The national park provides visitors with many unique activities along its boundaries. Badwater Basin, the lowest point in North America lies near the southwestern area of the park, a short drive from the city of Baker, California. Nearby are popular hiking trails through Golden Canyon, Mosaic Canyon and Natural Bridges Canyon. Scotty’s Castle, Racetrack Playa and the Ubehebe Crater are located in the northern most are of the park.
Get help planning your Death Valley National Park Trip
- National Parks of California
- National Parks of Nevada
- Death Valley Jeep Rental – Farabee’s Jeep Review
Joshua Tree National Park
Drive time: 8-hours South via the I-80 E, I-580 E, I-5 S, I-210 E, I-10 E to CA-62 E/29 Palms Hwy
Joshua Tree National Park is located within the Coachella valley near the city of Palm Springs and Twentynine Palms. Originally declared a national monument in 1936, it was redesignated as a national park on October 31, 1994.
The park is made-up of the Mojave Desert and Colorado Desert and is a popular weekend getaway for those living in Los Angeles and San Diego counties with three visitor centers open year-round. Slightly larger than the state of Rhode Island, the park is home to Joshua Tree forests and large rock formations that are popular among rock climbers.
Park visitors fill-up the campgrounds and popular hiking trails such as Skull Rock during the cooler Spring months. Keys View. on the eastern boundaries of the park is an observation point notable for sunset viewing opportunities of the Coachella Valley and Mt. San Jacinto, home to the Palm Springs Aerial Tramway.
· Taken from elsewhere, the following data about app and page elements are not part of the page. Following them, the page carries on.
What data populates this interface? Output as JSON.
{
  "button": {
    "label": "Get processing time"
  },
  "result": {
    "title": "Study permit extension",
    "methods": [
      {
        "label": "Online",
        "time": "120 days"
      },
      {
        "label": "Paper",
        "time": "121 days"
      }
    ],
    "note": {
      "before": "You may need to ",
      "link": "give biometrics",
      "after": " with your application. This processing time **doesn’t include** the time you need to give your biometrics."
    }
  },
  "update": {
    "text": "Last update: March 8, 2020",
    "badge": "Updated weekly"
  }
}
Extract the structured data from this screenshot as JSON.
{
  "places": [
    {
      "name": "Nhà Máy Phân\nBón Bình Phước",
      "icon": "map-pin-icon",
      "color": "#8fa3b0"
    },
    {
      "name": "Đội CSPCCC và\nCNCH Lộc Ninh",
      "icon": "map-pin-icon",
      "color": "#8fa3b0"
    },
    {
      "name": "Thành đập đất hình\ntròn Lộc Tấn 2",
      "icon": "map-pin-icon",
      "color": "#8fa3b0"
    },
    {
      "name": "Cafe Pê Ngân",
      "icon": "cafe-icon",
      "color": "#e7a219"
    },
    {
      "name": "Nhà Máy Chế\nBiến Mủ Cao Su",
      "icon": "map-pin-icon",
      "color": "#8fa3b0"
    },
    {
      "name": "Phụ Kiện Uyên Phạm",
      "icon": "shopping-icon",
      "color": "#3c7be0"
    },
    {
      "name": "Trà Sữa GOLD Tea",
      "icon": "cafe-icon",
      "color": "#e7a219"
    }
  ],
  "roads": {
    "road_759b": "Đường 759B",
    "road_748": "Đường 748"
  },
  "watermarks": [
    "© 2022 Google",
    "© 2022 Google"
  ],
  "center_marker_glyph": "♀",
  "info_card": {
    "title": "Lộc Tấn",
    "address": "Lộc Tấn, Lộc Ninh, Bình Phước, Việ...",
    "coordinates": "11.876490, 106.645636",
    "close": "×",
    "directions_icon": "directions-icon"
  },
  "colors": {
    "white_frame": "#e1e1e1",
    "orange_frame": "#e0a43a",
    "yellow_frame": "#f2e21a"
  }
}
The park is also famous for astronomy and stargazing for views of the Milky Way on clear evenings.
Get help planning your trip to Joshua Tree National Park
- National Parks of California
- All about Joshua Tree National Park
- One Day in Joshua Tree National Park
- 10 Things to Miss on Your First Visit to Joshua Tree National Park
- The Ultimate Guide to Camping in Joshua Tree National Park